[Component data from apps and pages]
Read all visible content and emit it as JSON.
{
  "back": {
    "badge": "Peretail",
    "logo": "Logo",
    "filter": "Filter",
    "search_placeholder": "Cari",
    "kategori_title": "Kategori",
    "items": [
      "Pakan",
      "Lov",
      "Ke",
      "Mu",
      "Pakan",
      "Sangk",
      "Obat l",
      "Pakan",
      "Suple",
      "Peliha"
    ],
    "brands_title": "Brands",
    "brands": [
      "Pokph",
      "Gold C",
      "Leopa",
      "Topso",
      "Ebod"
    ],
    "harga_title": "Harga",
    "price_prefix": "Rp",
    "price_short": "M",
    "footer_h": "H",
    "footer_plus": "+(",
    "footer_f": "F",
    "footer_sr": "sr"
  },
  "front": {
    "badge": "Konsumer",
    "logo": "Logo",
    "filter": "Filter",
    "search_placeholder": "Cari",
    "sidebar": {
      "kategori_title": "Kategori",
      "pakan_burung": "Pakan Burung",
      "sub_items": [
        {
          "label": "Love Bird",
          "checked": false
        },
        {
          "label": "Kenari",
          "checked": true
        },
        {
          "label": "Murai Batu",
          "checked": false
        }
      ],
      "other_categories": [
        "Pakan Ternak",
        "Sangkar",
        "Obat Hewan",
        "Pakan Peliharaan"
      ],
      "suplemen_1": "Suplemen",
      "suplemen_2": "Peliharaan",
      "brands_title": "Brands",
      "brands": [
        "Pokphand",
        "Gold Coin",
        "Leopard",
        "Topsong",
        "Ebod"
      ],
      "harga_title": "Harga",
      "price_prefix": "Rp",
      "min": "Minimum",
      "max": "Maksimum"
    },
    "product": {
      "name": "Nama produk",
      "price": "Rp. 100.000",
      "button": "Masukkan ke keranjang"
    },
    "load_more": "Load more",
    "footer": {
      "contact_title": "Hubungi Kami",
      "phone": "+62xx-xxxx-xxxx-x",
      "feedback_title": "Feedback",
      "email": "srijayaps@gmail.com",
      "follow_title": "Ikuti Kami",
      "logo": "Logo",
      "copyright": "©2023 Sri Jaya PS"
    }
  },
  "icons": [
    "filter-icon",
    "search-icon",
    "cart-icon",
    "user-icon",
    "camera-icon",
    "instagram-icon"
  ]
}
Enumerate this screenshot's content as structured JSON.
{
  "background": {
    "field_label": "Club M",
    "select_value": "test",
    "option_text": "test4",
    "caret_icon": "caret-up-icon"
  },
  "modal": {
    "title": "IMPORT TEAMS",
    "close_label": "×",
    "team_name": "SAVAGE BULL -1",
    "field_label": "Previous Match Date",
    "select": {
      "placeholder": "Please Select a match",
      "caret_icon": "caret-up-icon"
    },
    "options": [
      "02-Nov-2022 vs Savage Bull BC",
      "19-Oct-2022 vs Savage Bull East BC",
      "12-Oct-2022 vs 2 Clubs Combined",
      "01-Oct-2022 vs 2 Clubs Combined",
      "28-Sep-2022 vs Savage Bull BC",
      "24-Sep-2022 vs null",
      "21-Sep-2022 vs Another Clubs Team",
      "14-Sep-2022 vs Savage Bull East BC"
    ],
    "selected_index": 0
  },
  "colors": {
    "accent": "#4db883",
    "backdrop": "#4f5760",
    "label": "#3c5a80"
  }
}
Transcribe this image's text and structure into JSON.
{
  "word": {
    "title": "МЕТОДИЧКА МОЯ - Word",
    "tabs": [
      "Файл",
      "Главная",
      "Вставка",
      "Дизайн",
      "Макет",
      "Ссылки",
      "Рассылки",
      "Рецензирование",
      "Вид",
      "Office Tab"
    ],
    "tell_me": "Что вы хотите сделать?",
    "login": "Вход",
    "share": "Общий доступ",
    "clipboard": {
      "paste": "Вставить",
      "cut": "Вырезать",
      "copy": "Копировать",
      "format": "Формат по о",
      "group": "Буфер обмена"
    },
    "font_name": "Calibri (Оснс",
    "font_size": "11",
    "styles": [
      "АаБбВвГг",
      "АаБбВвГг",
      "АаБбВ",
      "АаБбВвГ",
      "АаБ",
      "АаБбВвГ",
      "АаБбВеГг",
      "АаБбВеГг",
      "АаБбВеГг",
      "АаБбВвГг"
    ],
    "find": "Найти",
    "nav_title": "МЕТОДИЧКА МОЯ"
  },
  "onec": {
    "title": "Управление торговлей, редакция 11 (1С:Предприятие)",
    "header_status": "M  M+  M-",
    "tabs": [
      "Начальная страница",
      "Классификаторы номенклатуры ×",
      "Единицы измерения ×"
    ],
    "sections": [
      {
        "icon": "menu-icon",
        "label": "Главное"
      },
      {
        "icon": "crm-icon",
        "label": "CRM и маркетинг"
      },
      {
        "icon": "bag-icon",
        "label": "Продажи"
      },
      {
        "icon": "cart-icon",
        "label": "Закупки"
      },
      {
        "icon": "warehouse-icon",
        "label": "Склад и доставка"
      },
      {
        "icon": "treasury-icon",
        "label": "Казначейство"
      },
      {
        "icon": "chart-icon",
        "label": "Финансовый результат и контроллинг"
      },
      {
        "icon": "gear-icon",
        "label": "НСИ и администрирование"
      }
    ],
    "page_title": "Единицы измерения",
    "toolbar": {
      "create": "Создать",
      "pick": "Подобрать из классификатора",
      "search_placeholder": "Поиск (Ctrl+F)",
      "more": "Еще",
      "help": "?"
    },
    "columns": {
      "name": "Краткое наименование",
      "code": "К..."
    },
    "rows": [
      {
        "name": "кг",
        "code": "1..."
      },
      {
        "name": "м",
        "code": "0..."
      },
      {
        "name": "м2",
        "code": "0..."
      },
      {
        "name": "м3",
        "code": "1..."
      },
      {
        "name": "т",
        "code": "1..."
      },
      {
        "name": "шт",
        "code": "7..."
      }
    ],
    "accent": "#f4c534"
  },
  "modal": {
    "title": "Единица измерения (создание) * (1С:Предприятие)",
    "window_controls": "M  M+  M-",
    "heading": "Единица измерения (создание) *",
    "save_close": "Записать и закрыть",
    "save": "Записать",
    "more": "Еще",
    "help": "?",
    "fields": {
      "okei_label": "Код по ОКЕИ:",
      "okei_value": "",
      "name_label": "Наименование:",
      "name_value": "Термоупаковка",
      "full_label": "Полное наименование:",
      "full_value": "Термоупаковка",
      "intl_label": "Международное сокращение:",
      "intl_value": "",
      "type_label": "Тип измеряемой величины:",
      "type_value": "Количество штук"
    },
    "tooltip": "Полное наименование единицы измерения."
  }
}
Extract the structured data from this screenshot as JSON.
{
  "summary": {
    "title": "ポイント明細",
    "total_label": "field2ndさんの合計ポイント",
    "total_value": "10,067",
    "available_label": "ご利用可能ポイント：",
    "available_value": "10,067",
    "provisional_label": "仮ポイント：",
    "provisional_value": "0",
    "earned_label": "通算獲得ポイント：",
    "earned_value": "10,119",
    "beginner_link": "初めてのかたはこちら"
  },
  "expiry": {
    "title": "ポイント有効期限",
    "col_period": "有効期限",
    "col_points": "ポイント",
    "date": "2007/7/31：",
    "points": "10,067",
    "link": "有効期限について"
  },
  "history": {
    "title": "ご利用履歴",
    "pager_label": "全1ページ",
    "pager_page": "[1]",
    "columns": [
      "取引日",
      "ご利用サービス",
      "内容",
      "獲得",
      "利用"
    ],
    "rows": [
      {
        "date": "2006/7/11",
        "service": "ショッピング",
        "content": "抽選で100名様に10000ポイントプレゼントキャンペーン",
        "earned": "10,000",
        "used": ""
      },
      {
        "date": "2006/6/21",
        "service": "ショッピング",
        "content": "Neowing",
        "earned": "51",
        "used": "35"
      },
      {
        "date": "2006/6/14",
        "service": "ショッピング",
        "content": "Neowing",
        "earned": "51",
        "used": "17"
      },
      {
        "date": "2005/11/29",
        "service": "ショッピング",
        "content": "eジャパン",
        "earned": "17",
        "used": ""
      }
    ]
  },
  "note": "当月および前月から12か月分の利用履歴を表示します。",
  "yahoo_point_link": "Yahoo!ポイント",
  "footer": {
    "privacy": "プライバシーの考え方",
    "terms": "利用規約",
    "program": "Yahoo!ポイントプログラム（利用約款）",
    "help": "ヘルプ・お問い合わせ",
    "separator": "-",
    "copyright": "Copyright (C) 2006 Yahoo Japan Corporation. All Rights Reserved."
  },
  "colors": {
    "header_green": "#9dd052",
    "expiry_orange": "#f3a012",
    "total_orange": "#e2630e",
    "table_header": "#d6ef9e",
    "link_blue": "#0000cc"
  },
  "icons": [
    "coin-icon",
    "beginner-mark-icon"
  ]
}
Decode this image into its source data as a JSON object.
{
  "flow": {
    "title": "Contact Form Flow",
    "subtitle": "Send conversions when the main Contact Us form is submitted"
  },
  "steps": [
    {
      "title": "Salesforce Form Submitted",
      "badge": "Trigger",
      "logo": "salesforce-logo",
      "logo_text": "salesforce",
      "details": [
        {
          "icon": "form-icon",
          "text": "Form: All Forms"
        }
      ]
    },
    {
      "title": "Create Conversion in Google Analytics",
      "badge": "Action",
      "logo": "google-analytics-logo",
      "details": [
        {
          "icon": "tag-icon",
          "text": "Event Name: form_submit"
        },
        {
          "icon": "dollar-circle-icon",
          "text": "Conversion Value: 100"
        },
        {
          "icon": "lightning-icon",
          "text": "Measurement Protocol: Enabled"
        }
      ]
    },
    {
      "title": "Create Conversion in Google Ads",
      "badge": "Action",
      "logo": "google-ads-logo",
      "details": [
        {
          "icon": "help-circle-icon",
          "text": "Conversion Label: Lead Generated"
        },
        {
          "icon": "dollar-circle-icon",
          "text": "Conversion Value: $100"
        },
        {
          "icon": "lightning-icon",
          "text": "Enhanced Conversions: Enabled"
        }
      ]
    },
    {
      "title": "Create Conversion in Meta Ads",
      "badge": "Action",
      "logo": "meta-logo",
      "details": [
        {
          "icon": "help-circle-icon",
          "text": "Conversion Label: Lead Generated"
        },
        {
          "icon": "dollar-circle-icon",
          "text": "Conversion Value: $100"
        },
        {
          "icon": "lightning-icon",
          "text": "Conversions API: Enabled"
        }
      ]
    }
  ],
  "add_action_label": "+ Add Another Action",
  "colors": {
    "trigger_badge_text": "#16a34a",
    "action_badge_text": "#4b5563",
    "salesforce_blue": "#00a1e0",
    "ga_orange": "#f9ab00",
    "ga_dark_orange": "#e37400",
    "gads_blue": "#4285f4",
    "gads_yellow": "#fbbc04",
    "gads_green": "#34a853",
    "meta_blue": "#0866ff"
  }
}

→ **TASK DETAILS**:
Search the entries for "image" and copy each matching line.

→ **YOUR RESPONSE**:
Transcribe this image's text and structure into JSON.
Decode this image into its source data as a JSON object.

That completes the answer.